Hope yesterday’s festival didn’t wear you out too much, ’cause here’s another one you shouldn’t miss. The Venice Art Walk is today, and there’s lots you’ll want to see and buy, from contemporary art to other "steals and deals." There are two auctions as well as studio tours, exhibitions and a food fair. Proceeds benefit the Venice Family Clinic. 11 a.m.-5:30 p.m. (Some events also on Friday and Saturday). For event prices and locations, call (310) 392-9255 or visit


Never underestimate a Jewish mama’s hold on her son. Hank Greenberg accepted an offer to play for the Detroit Tigers when the team’s recruiter attended Shabbat dinner at the Greenberg residence and praised Greenberg’s mother’s gefilte fish. This story is just a portion of one of 16 vignettes about famous Jewish personalities compiled on Florence Markoff’s audio collection, "Famous Jewish Portraits in Sound." Other people featured include Jonas Salk, Golda Meir and Itzhak Perlman. $21.50 (audiocassette), $25 (CD). For more information, visit


The klezmer revival is in full swing, if you’ll pardon the pun, with three new albums that will have connoisseurs reaffirming their faith in the mighty accordion.
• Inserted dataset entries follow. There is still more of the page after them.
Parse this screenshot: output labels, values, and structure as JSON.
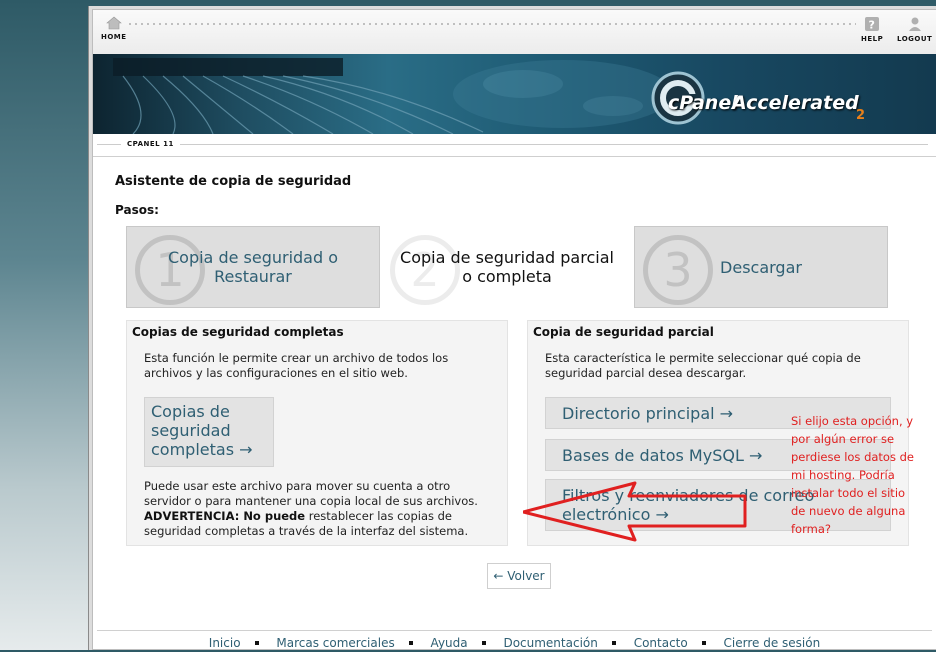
{
  "nav": {
    "home_label": "HOME",
    "help_label": "HELP",
    "logout_label": "LOGOUT"
  },
  "banner": {
    "brand_cpanel": "cPanel",
    "brand_accelerated": "Accelerated",
    "brand_version": "2"
  },
  "breadcrumb": "CPANEL 11",
  "page_title": "Asistente de copia de seguridad",
  "steps_label": "Pasos:",
  "steps": [
    {
      "number": "1",
      "label": "Copia de seguridad o Restaurar"
    },
    {
      "number": "2",
      "label": "Copia de seguridad parcial o completa"
    },
    {
      "number": "3",
      "label": "Descargar"
    }
  ],
  "full_backup": {
    "heading": "Copias de seguridad completas",
    "description": "Esta función le permite crear un archivo de todos los archivos y las configuraciones en el sitio web.",
    "button_label": "Copias de seguridad completas →",
    "note": "Puede usar este archivo para mover su cuenta a otro servidor o para mantener una copia local de sus archivos.",
    "warning_prefix": "ADVERTENCIA",
    "warning_bold": "No puede",
    "warning_rest": "restablecer las copias de seguridad completas a través de la interfaz del sistema."
  },
  "partial_backup": {
    "heading": "Copia de seguridad parcial",
    "description": "Esta característica le permite seleccionar qué copia de seguridad parcial desea descargar.",
    "options": [
      "Directorio principal →",
      "Bases de datos MySQL →",
      "Filtros y reenviadores de correo electrónico →"
    ]
  },
  "back_button": "← Volver",
  "footer_links": [
    "Inicio",
    "Marcas comerciales",
    "Ayuda",
    "Documentación",
    "Contacto",
    "Cierre de sesión"
  ],
  "annotation": "Si elijo esta opción, y por algún error se perdiese los datos de mi hosting. Podría instalar todo el sitio de nuevo de alguna forma?",
  "colors": {
    "link": "#2f5f73",
    "annotation": "#e02020",
    "step_inactive": "#dedede",
    "panel": "#f4f4f4"
  }
}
April 30 marked Legacy Recordings’ release of "Tanz!," ($11.98) "Abe Schwartz: The Klezmer King" ($11.98) and "From Avenue A to the Great White Way: Yiddish and American Popular Songs 1914-1950" ($19.98). Believers will also be happy to know that all three have been digitally remastered. Can I get an amen? To buy them today, visit


Enrico Donati’s art is inspired by myth and by the stuff of life: mandrakes, fossils and the dust from vacuum bags. In the early years of his career, he joined a New York community of expatriate Surrealist artists displaced by World War II, including André Breton, Marcel Duchamp and Max Ernst, who embraced his works. His 1966-1973 "Antimagnetic Series" is on display at galerie yoramgil through June 10. 10:30 a.m.-5:30 p.m. (Tuesday-Saturday ), 11 a.m.-4 p.m. (Sunday). 319 N. Canon Drive, Beverly Hills. For more information, call (310) 275-8130.


Bernie Berman is a retired Jewish widower who lives alone. His kids don’t visit often, but he does get regular visits by the pretty pre-med student he’s hired to dance for him. Thus begins the tale of family, loneliness, aging, religion and most of the other biggies, in Martin Horsey’s "L’Chaim (To Life)." The play covers all the bases in a lighthearted and affecting manner, and runs through June 23. 8 p.m. (Thursdays through Saturdays), 2 p.m. (Sundays). $20 (Thursdays), $25 (Fridays, Saturdays and Sundays). Senior, student and group discounts available upon request. Odyssey Theatre, 2055 S. Sepulveda Blvd., West Los Angeles. For reservations, call (310) 477-2055.


Alice Meyerlink, a Jewish girl in 1976, and her friend blame their misfortunes on men and seek vengeance on the most available target — the pizza delivery guy. That’s the premise for Darlene Craviotto’s play, "Pizza Man." But men need not fear this comedy because the story has a positive humanistic message. Runs through May 26 at the Actor’s Workout Studio in the NoHo Theater District. 8 p.m. (Fridays and Saturdays), 2 p.m. (Sundays). $11. 4735 Lankershim Blvd., North Hollywood. For reservations, call (818) 506-3903.